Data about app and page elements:
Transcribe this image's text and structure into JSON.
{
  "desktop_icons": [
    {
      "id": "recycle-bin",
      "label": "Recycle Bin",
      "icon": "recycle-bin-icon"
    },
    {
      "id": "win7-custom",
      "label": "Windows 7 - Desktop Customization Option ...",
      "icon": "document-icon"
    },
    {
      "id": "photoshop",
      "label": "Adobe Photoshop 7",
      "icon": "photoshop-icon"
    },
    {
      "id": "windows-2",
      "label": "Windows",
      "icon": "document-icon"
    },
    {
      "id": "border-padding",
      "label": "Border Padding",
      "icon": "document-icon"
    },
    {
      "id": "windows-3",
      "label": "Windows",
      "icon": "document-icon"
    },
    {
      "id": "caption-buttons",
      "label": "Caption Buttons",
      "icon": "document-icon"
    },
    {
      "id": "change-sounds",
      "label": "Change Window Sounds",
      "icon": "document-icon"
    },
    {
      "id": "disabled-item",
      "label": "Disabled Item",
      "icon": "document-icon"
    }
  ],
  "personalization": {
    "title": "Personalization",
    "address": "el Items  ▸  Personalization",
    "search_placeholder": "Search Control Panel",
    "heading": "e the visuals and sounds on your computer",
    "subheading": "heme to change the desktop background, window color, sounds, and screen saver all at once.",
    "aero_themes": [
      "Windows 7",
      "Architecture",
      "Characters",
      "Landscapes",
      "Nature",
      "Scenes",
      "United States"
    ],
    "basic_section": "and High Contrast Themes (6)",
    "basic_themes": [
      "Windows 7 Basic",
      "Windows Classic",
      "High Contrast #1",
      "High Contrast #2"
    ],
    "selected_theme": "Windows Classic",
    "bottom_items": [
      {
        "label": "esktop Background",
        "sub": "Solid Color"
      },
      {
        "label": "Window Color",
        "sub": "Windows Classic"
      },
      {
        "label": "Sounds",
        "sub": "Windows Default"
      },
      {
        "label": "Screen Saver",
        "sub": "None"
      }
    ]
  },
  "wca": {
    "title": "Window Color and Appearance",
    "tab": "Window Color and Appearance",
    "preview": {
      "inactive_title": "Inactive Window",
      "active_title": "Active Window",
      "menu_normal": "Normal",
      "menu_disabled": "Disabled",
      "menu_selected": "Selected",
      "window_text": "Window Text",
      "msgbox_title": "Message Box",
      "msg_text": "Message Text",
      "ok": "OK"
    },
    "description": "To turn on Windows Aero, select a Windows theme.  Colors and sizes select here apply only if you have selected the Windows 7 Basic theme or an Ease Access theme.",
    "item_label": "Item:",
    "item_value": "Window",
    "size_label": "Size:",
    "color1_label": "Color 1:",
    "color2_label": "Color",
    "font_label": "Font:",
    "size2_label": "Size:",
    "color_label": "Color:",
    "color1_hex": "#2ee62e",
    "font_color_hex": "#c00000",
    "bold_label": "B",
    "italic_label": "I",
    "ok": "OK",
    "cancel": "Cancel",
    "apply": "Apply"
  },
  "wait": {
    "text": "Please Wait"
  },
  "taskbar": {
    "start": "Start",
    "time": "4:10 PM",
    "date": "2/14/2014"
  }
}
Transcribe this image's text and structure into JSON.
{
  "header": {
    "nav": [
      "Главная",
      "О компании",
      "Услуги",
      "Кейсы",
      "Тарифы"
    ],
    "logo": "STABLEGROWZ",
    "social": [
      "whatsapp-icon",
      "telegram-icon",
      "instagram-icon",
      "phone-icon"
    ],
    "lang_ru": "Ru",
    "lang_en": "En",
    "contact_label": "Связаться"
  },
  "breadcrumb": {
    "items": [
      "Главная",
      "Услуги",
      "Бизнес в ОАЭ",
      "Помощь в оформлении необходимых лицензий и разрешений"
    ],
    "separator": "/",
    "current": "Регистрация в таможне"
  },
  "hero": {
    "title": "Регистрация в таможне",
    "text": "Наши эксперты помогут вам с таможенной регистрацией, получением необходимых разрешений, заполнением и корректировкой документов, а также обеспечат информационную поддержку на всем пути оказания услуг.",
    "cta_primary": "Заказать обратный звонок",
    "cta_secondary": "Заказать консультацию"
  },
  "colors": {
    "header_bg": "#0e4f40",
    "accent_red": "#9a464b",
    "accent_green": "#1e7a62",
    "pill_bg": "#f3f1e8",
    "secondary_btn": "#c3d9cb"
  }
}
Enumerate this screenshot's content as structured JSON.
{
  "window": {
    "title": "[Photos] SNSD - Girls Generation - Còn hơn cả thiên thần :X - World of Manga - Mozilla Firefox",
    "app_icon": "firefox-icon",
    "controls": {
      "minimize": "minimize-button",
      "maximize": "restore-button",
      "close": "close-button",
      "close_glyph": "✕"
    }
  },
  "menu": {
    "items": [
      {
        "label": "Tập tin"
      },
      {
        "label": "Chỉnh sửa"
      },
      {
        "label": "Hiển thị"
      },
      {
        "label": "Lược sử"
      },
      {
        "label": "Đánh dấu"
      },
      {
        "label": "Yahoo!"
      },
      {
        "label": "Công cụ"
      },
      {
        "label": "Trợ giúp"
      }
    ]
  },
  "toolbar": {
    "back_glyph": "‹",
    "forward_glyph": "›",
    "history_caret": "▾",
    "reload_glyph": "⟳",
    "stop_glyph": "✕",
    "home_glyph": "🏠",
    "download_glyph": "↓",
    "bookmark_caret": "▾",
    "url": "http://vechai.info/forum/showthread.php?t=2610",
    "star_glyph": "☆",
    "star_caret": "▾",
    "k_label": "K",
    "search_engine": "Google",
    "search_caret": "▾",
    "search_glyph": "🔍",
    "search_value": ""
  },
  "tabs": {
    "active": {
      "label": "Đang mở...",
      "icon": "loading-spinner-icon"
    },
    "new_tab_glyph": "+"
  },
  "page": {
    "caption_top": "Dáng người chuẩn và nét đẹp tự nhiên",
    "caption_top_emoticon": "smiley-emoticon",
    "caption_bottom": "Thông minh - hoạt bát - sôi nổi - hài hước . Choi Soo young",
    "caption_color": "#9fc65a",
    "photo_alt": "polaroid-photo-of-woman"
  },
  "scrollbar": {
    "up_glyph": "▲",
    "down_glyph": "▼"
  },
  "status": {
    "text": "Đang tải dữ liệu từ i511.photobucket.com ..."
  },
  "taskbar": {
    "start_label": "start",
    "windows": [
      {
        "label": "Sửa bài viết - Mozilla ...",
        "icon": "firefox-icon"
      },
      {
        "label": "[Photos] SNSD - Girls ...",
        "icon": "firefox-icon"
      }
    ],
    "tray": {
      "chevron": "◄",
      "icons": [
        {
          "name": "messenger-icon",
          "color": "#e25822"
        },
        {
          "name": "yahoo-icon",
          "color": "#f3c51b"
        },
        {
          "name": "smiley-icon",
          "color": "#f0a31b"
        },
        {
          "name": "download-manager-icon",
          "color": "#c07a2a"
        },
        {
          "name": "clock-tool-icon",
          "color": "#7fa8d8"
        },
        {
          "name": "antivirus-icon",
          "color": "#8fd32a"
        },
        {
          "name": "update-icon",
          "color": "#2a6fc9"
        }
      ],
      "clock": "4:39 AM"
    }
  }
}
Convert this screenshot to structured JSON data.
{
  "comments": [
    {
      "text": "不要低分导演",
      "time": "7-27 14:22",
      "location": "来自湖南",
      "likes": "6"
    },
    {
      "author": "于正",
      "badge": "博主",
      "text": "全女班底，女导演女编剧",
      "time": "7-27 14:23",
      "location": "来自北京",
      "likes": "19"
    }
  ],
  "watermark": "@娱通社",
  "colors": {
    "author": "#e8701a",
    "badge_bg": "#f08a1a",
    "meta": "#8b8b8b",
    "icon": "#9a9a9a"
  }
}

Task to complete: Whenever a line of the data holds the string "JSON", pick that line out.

The completed task:
Transcribe this image's text and structure into JSON.
Transcribe this image's text and structure into JSON.
Enumerate this screenshot's content as structured JSON.
Convert this screenshot to structured JSON data.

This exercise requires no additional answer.